I described her overdrawn character caricatures in the previous post. Fortunately for the reader, we’re now mostly confined to the two leads, which makes it a lot easier to bear. After all, two eccentric characters are plausible enough.
But another thing struck me. I think it has to do with the difference between a written and an oral story. Or perhaps between something we read and something we hear. It concerns the lead male character, Dr. Steven Sable.
Steven is the romantic hero. He’s smart, charming, hot (very hot!), wealthy, basically everything that a girl could want. I think the author worried about how to make him believable or maybe how to keep the audience from being bored by his myriad of attractions. No person is flawless. Those who seem that way tend to annoy us, not attract us.
And our lead character, with whom we should identify, is certainly attracted. Therefore, the author gave him a cute little quirk. Because he’s a foreigner (ah yes, did I mention he’s half Latino and raised in Argentina?), he has trouble with English. Sometimes he mixes up idioms, but most often he just gets words confused.
But it’s not cute at all. Instead, it’s repetitive and boring. I got the feeling that she started it early and then couldn’t stop it midway through so kept going with it.
This idea can work. In the CBS show NCIS, the character of Ziva David makes similar linguistic errors. Most frequently she confuses idioms and makes them amusing. And it’s a cute, endearing quality–just what Victoria Laurie wants for her hero. So, I wondered, is it just Laurie’s execution that fails here?
But I think it’s something deeper.
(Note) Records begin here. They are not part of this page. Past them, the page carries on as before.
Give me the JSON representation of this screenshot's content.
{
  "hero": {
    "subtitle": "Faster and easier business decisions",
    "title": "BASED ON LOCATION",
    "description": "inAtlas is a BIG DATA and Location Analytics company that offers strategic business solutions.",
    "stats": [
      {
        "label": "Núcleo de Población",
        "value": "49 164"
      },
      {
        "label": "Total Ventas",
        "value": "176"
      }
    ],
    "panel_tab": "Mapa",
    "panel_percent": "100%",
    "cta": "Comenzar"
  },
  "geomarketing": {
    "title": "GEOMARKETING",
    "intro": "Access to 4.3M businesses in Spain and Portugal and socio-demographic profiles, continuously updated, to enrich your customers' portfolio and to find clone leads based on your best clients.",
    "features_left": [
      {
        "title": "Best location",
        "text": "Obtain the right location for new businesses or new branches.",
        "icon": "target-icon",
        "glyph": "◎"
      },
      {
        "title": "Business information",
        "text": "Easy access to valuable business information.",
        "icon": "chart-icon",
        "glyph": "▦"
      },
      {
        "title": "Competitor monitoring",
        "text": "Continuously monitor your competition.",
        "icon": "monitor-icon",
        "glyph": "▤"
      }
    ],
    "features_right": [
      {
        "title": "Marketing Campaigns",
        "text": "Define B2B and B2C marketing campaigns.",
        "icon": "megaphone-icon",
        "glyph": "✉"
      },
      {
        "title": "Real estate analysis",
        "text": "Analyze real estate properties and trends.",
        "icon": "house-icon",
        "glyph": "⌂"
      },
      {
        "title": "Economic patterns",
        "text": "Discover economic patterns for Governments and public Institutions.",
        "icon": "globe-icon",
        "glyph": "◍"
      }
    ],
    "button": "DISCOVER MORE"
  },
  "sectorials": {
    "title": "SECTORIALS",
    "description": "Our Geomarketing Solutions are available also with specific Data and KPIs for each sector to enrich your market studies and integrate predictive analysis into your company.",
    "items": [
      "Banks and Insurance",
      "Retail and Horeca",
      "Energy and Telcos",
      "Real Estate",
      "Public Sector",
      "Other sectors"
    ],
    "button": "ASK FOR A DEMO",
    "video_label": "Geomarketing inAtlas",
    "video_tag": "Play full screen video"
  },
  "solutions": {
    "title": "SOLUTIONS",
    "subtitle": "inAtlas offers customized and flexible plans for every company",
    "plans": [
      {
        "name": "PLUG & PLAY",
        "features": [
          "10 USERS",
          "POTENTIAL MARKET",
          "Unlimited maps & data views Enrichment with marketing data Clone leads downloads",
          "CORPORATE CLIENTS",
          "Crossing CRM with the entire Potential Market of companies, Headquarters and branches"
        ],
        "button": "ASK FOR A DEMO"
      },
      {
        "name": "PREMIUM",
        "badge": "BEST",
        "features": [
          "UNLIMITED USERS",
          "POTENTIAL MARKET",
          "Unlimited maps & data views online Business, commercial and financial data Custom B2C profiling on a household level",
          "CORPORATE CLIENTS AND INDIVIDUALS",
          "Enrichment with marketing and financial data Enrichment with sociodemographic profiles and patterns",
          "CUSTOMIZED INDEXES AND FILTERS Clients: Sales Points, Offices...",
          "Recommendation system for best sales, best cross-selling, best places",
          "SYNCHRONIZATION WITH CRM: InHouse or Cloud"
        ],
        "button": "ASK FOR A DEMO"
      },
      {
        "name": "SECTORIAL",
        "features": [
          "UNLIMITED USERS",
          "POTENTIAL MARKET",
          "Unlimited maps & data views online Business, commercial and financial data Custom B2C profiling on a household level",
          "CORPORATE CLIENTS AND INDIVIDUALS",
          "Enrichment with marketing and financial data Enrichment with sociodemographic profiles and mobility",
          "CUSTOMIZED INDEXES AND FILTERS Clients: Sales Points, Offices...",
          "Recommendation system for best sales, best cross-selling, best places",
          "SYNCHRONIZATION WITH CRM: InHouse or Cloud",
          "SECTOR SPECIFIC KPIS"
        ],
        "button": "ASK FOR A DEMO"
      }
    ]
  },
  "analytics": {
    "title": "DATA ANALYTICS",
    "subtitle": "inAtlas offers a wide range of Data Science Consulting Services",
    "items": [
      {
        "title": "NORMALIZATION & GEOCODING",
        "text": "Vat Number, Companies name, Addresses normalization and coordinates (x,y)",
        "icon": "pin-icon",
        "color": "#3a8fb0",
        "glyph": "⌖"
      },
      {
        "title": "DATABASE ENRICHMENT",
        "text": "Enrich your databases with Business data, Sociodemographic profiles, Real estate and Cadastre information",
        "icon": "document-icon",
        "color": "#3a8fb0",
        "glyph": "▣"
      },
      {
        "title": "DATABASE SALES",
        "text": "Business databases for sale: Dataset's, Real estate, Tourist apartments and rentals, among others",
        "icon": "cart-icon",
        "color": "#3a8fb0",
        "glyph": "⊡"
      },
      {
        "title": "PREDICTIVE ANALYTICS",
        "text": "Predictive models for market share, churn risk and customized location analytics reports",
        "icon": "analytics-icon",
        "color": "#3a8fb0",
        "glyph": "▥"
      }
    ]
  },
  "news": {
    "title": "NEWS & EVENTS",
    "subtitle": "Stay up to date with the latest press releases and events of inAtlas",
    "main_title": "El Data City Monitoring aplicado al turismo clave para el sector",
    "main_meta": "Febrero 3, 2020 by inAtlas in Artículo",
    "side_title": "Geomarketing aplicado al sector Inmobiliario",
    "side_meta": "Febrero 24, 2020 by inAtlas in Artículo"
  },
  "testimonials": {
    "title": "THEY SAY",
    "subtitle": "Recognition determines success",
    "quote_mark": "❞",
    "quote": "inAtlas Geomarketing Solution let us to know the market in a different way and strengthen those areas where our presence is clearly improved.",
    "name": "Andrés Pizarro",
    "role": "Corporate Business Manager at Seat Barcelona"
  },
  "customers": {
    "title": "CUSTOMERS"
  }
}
It’s the difference between reading a book, even aloud, and watching two people interact. On tv, we see Ziva just blurting things out. We see her coworkers reactions, a mix of surprise and amusement. Then they correct her and she may even remark on why that’s a stupid idiom. The screenwriters also limit it to once or twice an episode, so we don’t get tired of it.
I don’t think it translates to the page for a couple reasons. First, I wonder if our eyes don’t already correct it even as we read it. Second, the correction is often in the very next line. Tv allows time for pauses and such. We can’t physically see the next line coming on tv. Third, we have to make our own fun when reading. Normally that’s not too hard, but comedy scenes are hit-or-miss. It’s a lot easier when you have actors helping out your imagination. When reading, you really have to want it.
Finally, the mistakes come too frequently. In a whole season, I doubt Ziva made as many slip ups as Steven did in the first half of the book. A wiser move would have been to limit them to once or twice per chapter. Then they would have been less expected and Laurie could have concentrated on making them particularly good. Plus I would have been more likely to invest more imagination into the scenes instead of starting to dismiss them.
If I ever write a character like this, I should probably be forced to reread this post and then smacked a couple times with my manuscript. It’s not a bad idea, Ms. Laurie. It’s not a bad book, even. But making a character more real shouldn’t make us frustrated with him all the time. We’re only supposed to be frustrated with him when he’s doing stupid or counter-productive things.